There are a number of factors that cause inflation. International supply chain issues, a scarcity of raw materials, and a tight labor market all can play a role, but government spending and a sharp increase in our money supply are the primary culprits. When you increase the amount of money in the system, the value of the dollar goes down. It’s basic math. The COVID-19 pandemic caused more disruption in our economy than anything we have seen in more than a century. I know there are a million arguments about whether we reacted appropriately to the pandemic. Some think we didn’t do enough and others think we overreacted, but the fact is more than a million Americans lost their lives to COVID-19, and for all we knew at the time, it could have been 10 million. I honestly think most politicians and business leaders did the best they could with the information they had. During the pandemic, unemployment reached 13% – the highest since the Great Depression. The Trump administration, not wanting to see millions of people hungry and tossed out of their homes, quickly implemented several programs including PPP loans for small businesses, foreclosure and eviction moratoriums, and they literally gave free money to a hundred million citizens – remember Donnie Dollars? These programs injected, not billions, but trillions of dollars into our system. When Biden took office, he picked up where the previous administration left off and passed an enormous infrastructure bill that added even more money into the system to stimulate an economy that was still reeling from COVID-19.
There is little doubt that the unprecedented amount of economic stimulus we deployed between 2020 and 2022 is the primary reason why inflation is what it is today, but what choice did we have? What was the alternative? The government must have considered the potential consequences of so much new money in the system, but clearly, they believed that it was better to err on the side of caution. You can argue that both administrations did too much. However, if the current and previous administrations had done too little rather than too much to keep the economy afloat, the suffering in this country, and around the world, could have been exponentially worse.
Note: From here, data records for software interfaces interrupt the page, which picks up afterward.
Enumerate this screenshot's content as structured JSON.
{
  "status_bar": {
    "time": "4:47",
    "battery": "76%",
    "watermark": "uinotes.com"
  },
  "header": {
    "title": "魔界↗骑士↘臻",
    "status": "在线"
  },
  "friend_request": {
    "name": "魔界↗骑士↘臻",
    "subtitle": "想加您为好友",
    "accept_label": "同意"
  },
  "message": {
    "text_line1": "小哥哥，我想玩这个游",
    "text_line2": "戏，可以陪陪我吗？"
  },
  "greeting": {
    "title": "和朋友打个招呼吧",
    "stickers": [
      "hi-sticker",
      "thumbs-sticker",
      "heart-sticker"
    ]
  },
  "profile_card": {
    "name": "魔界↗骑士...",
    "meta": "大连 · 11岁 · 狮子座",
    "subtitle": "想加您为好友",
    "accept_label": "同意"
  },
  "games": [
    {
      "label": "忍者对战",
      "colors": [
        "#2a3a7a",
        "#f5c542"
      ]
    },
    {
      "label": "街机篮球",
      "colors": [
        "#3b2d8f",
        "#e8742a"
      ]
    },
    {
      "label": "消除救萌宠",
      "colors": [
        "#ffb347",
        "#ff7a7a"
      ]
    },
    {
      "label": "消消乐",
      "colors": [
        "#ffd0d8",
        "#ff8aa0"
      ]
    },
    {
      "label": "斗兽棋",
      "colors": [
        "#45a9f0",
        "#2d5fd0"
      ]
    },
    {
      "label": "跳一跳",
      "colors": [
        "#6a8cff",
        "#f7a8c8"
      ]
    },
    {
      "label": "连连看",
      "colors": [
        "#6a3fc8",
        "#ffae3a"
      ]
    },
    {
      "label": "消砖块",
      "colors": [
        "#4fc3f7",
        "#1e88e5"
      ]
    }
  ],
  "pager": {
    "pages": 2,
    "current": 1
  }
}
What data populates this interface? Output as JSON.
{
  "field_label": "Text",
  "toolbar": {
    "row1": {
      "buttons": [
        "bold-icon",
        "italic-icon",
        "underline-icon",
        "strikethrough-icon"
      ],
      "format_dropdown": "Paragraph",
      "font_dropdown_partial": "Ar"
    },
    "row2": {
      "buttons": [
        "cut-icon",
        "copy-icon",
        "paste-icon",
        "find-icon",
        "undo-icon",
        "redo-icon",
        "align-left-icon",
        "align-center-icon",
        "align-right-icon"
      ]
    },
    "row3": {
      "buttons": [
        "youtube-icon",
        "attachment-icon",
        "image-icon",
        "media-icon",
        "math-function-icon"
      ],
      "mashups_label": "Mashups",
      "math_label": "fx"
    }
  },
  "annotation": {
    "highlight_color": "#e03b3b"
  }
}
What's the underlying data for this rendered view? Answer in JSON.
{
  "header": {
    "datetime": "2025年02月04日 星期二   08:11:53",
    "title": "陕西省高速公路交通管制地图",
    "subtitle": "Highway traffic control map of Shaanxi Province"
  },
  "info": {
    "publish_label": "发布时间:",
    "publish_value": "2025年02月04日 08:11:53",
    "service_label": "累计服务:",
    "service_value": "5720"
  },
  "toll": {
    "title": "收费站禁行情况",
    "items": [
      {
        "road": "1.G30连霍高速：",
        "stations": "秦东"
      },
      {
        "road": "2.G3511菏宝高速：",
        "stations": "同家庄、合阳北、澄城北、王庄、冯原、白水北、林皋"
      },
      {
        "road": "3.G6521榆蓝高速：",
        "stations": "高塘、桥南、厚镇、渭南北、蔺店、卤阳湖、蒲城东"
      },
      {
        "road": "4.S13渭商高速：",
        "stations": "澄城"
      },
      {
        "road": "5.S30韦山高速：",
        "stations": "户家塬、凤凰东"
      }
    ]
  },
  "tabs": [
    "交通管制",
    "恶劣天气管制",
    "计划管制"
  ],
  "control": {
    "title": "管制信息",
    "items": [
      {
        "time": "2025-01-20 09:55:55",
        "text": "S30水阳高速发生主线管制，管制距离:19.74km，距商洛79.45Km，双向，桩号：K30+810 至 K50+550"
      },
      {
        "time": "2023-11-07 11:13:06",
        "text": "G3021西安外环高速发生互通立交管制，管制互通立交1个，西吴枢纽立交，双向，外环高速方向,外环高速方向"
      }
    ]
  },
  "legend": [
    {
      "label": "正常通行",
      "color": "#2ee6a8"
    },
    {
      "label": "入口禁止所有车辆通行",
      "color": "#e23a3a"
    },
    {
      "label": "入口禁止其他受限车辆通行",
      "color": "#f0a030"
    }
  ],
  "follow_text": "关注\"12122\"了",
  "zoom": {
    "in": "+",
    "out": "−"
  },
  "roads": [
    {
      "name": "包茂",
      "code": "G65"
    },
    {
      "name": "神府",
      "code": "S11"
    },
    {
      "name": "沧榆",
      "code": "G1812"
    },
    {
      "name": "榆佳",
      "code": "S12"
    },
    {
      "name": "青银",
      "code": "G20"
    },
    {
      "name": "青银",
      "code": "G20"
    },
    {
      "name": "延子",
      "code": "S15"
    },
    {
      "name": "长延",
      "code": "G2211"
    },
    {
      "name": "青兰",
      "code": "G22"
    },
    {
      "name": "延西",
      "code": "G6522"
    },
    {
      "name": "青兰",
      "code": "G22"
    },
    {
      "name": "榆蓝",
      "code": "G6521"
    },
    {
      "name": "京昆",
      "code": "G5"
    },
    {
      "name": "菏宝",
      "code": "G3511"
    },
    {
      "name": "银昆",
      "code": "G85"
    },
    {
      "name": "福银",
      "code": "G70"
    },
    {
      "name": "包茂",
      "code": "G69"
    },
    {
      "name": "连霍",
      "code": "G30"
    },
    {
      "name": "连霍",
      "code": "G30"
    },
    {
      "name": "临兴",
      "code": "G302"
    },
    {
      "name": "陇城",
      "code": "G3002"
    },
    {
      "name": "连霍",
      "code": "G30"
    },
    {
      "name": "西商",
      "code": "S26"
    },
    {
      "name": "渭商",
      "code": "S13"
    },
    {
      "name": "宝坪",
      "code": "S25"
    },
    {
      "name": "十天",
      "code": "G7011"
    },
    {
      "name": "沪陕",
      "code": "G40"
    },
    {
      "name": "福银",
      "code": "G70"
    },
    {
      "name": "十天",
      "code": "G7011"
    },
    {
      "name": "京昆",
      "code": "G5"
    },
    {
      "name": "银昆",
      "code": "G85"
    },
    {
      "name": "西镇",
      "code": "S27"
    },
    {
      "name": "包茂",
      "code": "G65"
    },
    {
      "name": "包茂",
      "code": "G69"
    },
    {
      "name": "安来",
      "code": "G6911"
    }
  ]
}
In fact, it’s not a stretch to say that it could have made the Great Depression look like a mere speed bump.
For the first time in a while, experts are talking about a soft landing. Inflation has decreased for nine consecutive months, and the Fed is starting to consider a shift in its policies on interest rates. I don’t think we are out of the woods yet, but things are definitely looking better. It has become the American way to point the finger rather than argue for solutions, but I am going to stay on the sidelines this time. If we all had to pay an economic price in the form of higher inflation to prevent tens of millions of mostly poor people from being tossed to the street, I’m ok with that. America did what it had to do.